What you should do:
The word "FIFA" occurs in some of the lines below; copy each of those lines.

Data records:
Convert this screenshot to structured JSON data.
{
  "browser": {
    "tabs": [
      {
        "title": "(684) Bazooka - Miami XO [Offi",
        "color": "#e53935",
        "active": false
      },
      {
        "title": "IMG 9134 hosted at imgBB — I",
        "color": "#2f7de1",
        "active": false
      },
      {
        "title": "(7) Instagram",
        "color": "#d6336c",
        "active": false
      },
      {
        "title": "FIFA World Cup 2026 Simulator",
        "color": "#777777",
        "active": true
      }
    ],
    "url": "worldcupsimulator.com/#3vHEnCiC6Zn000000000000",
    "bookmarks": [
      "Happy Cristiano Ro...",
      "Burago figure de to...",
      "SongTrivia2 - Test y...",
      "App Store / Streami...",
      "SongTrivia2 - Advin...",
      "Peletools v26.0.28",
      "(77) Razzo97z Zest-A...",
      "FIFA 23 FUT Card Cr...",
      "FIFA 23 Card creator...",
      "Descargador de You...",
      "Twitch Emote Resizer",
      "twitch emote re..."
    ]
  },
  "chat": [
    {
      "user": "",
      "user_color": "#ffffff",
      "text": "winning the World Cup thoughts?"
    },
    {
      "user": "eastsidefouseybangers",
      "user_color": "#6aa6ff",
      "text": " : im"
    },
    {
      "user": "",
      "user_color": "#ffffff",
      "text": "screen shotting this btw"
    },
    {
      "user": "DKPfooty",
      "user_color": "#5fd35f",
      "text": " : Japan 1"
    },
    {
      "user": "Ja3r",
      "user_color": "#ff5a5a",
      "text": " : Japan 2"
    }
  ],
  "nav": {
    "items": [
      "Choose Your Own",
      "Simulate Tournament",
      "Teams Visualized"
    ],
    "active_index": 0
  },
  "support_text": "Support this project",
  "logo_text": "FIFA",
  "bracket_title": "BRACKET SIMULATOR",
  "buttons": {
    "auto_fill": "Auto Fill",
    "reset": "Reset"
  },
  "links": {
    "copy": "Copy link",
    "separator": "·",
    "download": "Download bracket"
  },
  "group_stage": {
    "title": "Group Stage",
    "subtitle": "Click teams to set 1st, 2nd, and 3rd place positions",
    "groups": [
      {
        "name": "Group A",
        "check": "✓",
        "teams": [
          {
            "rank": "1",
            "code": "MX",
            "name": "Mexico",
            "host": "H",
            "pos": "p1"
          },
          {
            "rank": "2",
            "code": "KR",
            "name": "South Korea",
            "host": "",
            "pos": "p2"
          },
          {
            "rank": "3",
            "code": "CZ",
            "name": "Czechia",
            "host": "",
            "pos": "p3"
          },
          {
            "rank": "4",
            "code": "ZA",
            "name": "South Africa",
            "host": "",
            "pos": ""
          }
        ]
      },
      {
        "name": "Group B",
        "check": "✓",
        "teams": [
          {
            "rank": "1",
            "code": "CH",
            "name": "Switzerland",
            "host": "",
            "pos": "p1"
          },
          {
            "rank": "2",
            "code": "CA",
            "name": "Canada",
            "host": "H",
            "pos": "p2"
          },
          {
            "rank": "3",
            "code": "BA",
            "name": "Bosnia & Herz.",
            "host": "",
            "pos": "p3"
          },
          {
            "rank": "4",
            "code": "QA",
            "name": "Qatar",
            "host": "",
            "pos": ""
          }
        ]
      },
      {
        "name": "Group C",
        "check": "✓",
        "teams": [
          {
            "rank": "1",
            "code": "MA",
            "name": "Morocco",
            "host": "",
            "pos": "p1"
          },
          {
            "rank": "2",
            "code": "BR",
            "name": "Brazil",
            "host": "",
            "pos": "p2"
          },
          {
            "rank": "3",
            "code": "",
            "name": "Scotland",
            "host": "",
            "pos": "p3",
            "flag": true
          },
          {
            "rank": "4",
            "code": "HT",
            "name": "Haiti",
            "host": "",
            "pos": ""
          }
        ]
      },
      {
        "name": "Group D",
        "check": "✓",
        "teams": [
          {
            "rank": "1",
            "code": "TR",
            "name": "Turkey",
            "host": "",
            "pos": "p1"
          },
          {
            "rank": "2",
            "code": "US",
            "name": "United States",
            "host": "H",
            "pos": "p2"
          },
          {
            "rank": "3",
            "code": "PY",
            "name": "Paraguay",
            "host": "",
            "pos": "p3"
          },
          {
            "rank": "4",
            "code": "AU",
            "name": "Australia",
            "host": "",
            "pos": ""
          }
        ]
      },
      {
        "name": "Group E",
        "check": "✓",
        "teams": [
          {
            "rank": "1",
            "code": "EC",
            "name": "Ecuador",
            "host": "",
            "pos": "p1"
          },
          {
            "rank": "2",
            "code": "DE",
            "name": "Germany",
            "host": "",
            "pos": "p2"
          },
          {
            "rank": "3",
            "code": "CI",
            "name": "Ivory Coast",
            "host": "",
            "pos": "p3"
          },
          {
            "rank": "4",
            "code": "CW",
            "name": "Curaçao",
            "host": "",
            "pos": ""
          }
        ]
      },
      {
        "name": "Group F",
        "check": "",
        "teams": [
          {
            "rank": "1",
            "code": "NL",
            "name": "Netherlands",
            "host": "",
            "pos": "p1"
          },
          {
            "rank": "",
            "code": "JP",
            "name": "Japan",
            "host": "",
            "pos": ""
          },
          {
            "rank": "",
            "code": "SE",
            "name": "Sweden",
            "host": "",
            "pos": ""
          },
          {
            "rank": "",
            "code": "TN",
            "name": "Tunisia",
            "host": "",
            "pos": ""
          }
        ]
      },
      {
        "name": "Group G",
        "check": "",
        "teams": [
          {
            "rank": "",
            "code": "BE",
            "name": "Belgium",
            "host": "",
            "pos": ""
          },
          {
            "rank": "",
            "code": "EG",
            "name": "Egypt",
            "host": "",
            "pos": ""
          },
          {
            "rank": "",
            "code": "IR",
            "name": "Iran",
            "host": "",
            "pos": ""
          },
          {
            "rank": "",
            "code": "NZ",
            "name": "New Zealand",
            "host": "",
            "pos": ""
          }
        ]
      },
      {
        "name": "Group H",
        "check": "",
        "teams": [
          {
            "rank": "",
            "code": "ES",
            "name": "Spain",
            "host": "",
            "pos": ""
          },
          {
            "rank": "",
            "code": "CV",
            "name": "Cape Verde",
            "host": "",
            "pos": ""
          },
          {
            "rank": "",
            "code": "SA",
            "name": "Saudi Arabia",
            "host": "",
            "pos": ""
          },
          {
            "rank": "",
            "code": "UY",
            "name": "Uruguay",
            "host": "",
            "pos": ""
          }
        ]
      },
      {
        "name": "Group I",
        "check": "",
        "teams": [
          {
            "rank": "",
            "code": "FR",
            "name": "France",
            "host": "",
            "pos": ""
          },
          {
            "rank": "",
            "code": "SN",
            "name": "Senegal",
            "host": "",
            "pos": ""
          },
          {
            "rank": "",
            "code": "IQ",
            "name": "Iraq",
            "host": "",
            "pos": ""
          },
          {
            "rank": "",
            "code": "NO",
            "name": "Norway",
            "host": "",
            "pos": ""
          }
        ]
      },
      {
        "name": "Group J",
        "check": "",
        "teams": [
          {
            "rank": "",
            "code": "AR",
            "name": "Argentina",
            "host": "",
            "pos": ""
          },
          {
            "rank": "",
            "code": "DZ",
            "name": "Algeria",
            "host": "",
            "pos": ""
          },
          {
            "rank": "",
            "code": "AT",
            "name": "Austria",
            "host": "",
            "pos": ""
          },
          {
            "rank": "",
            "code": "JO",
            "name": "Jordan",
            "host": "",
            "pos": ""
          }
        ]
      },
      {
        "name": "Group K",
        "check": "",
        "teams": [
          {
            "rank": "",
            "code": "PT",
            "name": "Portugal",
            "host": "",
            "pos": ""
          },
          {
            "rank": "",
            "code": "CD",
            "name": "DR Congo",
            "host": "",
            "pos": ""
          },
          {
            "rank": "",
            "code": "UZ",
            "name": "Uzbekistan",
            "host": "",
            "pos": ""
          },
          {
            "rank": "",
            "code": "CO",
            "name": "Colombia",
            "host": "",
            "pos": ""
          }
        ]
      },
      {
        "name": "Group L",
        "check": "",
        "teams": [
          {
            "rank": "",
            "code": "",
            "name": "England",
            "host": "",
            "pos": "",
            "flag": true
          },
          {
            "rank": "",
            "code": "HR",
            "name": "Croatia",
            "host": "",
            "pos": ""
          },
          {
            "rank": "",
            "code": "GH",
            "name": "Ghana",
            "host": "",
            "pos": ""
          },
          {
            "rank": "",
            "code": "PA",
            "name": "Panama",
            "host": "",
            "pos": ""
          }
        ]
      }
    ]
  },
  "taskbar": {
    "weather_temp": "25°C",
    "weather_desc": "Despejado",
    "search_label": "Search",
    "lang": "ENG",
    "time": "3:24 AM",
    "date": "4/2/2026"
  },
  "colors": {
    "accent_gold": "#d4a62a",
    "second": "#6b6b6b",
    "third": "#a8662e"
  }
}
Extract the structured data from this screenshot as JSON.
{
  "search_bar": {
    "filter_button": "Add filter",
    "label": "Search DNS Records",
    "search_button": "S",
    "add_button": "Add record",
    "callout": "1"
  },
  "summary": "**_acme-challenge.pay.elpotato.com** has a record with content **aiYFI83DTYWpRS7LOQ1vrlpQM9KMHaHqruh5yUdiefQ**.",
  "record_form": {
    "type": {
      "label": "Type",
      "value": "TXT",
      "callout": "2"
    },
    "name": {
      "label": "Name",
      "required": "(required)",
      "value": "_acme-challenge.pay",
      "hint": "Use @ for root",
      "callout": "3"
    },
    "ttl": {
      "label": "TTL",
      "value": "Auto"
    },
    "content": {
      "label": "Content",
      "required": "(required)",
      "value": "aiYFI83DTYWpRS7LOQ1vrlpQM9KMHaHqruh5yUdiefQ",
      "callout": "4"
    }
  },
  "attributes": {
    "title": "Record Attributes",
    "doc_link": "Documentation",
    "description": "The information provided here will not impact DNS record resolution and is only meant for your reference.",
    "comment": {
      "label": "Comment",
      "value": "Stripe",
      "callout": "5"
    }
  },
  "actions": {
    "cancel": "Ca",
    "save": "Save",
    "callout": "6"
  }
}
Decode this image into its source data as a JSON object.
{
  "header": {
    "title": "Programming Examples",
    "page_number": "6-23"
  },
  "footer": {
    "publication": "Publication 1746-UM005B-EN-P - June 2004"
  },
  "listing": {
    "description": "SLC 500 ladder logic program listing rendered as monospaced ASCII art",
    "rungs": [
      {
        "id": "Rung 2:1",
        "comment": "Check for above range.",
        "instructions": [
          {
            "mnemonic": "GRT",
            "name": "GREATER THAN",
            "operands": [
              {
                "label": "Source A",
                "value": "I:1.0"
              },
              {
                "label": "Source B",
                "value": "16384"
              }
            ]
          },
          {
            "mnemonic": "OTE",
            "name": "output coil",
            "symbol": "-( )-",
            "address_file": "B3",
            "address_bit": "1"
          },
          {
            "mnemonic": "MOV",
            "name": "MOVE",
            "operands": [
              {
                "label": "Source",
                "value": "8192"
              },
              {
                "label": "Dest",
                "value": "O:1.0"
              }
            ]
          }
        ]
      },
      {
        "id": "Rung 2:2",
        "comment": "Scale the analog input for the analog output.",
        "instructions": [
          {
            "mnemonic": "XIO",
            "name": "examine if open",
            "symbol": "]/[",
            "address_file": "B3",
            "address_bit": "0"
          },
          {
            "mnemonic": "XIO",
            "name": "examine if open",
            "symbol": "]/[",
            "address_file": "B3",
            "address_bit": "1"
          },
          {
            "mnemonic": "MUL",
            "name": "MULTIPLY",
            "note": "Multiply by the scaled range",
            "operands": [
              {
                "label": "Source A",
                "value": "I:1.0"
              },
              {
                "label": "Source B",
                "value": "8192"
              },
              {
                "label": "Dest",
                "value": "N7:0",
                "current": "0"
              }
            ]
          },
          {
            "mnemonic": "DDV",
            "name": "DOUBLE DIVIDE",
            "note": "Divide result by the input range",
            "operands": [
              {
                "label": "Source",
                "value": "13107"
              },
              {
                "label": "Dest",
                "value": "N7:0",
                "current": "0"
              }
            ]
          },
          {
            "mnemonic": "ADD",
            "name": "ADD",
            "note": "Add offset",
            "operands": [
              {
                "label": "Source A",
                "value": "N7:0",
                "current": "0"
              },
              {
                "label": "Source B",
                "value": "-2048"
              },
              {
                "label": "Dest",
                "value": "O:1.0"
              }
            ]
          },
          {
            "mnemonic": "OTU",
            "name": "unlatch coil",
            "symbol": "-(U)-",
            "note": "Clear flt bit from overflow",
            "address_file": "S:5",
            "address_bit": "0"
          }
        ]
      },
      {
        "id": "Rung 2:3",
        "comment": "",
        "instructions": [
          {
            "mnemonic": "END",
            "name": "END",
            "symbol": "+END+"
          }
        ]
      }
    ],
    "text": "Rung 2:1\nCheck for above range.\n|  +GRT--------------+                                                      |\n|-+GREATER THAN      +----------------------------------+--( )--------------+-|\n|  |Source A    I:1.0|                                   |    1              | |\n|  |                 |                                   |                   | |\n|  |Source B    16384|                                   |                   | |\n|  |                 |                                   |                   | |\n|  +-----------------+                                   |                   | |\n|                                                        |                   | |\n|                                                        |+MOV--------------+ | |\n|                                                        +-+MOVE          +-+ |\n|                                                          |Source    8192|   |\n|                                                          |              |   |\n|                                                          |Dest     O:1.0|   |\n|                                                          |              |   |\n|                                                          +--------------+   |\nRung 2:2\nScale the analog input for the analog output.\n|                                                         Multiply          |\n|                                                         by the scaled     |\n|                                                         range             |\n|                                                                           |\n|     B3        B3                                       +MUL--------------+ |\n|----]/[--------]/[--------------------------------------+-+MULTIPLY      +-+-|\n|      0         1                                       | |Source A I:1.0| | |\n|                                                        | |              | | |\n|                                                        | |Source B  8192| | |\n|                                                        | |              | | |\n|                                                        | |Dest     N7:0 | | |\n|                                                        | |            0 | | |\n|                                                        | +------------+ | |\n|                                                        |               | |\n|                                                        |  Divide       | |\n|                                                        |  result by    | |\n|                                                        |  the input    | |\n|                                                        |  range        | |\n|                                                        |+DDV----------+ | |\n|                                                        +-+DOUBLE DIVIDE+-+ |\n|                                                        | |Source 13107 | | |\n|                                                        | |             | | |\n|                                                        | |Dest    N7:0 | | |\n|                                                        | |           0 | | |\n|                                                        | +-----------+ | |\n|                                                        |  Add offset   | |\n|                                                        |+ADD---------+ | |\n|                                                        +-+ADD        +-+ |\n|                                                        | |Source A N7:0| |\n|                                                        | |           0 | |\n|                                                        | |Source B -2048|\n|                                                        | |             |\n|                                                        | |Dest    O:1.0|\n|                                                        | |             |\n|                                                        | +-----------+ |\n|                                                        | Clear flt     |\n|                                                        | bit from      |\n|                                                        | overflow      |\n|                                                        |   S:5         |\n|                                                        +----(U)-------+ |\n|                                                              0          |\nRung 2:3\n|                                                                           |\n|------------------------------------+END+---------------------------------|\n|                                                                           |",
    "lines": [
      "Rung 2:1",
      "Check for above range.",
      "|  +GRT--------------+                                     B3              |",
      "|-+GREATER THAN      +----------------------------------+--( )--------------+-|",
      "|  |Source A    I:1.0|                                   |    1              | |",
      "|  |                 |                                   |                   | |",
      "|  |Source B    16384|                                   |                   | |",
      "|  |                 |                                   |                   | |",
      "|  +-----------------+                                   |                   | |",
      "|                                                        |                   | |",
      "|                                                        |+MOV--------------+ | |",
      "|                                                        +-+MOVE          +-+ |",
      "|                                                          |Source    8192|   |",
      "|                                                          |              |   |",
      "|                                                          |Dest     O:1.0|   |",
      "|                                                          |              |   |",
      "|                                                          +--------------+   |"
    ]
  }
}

Solution to this task:
        "title": "FIFA World Cup 2026 Simulator",
      "FIFA 23 FUT Card Cr...",
      "FIFA 23 Card creator...",
  "logo_text": "FIFA",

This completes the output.